6. CRM Training Programs
As for modern salespeople, knowing how to use the CRM system, whether it's Salesforce, HubSpot, efficiently is a must-have ability. Provide CRM training that is tailored to your company's processes and emphasizes any software adjustments you've made.
Although the CRM vendor's training resources can be a good place to start, your sales team will benefit immensely from more specialized training.
Provide sales reps with countless opportunities to use the program firsthand, as most individuals learn the software by doing. They should learn how to create new entries in the CRM, use the search tool, and update the existing account information.
Consider turning the CRM training into a treasure hunt to add more excitement. Ask your learners to work in groups to identify certain bits of information from the CRM. You can even give the victorious team a prize.
7. Scripting Responses to the Most Common Objections
Knowledge is a powerful tool, and the best salespeople always start with a strong foundation.
Use your sales coaching to prepare your staff for objection handling. You can work together to build scripts that will help them in dealing with these issues. The use of sales scripts is now a divisive topic in the sales community.
Nobody wants to sound like a robot, and that's not something you should be promoting here. Instead, these sales scripts should assist you in evaluating client issues and moving on to genuine issues faster.
Consider it a basketball team. They practice the basics, scoring, defending, and rebounding for hours on end, so they don't have to worry about it on game day and can focus on adapting to the squad they're playing.
Similarly, sales scripts can help your sales teams get over common objections and move on to more innovative ways to close the sale. You'll also have a template to share with your staff to assist them in improving their sales skills.
Have your staff do the following as part of their sales coaching:
Make a list of the most common objections they receive from prospects (such as "it's too pricey" or "we're satisfied with our current service" or "we'll think about it.").
Create a list of responses or questions to these objections.
Create short scripts based on these responses to address the objections.
8. Team-building Exercises
Include activities that will assist your new employees bond as a team as they master the basics. Throughout the course, group exercises should be included. In an ideal world, training instructors would mix up the structure of the groups so that participants can meet as many of their new coworkers as possible.
While the majority of sales coaching will be focused on business, it's a good idea to include a fun group activity or outing every now and then.

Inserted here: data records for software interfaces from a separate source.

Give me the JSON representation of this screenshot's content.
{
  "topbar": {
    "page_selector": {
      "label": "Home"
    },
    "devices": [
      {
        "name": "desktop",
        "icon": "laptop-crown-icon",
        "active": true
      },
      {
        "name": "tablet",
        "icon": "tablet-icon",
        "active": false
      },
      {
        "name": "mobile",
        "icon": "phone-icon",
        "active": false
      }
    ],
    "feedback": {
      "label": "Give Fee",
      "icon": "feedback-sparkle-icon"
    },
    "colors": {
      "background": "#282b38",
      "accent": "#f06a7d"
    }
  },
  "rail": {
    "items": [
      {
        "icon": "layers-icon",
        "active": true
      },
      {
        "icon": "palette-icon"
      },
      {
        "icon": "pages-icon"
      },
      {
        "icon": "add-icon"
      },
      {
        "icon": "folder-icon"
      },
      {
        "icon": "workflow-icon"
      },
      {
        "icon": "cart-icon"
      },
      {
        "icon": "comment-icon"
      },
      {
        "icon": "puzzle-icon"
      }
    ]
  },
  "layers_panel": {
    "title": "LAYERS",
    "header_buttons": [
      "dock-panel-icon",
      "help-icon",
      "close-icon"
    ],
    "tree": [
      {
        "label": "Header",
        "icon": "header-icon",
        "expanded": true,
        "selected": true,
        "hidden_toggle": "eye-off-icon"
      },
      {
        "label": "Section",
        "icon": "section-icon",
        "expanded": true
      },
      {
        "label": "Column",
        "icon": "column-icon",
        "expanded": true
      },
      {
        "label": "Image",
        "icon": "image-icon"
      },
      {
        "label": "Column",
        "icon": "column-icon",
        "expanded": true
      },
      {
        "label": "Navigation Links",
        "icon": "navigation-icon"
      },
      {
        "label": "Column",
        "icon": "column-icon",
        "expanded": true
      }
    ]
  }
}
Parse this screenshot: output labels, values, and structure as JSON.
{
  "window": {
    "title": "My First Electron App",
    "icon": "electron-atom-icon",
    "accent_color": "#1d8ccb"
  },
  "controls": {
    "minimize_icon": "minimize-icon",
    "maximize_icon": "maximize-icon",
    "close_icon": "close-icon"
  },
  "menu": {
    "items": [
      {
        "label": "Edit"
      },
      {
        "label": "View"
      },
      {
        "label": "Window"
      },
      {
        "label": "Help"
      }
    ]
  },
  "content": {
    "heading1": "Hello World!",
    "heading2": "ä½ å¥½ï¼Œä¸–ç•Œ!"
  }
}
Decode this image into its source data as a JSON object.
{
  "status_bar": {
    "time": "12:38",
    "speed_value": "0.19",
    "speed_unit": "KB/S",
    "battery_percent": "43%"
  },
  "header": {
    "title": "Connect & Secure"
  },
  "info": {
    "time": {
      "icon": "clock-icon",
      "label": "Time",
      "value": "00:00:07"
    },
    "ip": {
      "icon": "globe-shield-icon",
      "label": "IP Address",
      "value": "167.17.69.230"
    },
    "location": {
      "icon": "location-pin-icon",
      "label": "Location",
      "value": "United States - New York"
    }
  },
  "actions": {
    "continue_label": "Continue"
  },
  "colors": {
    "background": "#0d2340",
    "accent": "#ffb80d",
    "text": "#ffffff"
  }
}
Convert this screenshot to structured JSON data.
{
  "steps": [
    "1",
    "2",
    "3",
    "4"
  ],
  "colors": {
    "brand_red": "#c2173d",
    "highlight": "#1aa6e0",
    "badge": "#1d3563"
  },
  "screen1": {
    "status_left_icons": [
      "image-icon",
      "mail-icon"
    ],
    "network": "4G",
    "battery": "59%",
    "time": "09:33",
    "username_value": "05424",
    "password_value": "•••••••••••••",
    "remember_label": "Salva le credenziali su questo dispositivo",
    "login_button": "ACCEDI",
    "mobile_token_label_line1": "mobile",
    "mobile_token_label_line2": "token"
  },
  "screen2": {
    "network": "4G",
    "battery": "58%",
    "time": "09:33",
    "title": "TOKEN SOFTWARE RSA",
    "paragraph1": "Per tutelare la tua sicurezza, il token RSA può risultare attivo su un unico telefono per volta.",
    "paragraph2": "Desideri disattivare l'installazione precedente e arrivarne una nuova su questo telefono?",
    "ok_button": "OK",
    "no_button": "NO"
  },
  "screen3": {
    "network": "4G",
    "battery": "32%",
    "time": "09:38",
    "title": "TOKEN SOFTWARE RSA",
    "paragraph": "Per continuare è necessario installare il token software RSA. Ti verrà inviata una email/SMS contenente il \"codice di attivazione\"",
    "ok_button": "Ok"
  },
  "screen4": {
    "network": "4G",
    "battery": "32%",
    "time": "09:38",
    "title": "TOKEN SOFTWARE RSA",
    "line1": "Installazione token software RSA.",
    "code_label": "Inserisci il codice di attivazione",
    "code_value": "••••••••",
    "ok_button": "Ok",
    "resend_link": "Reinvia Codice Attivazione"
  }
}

Regular assessments, including both self-assessment and external evaluation, should be incorporated into the sales training process. Assessments are useful for personalizing training to address the strengths and limitations of individual learners, as well as determining the effectiveness of training modules.
To assess a trainee's progress during a sales coaching program, give them the same assessment at the start, middle, and conclusion of the program. A sales representative could, for example, do a mock product demonstration. Consider the results as a way to assess representatives' abilities as well as a learning opportunity.
It is impossible to stop learning. Sales training and hiring is a never-ending processes.
There are always new tactics, better scripts, new objections to overcome, new challenges to handle, and other competitors to deal with that you and your sales team will need to understand how to handle.
The best salespeople have a strong desire to learn and improve, and your sales coaching will assist them in doing so. If you invest in it early on, you'll have an unbeatable team.
Whenever you're ready, there are 3 ways FDTC can help: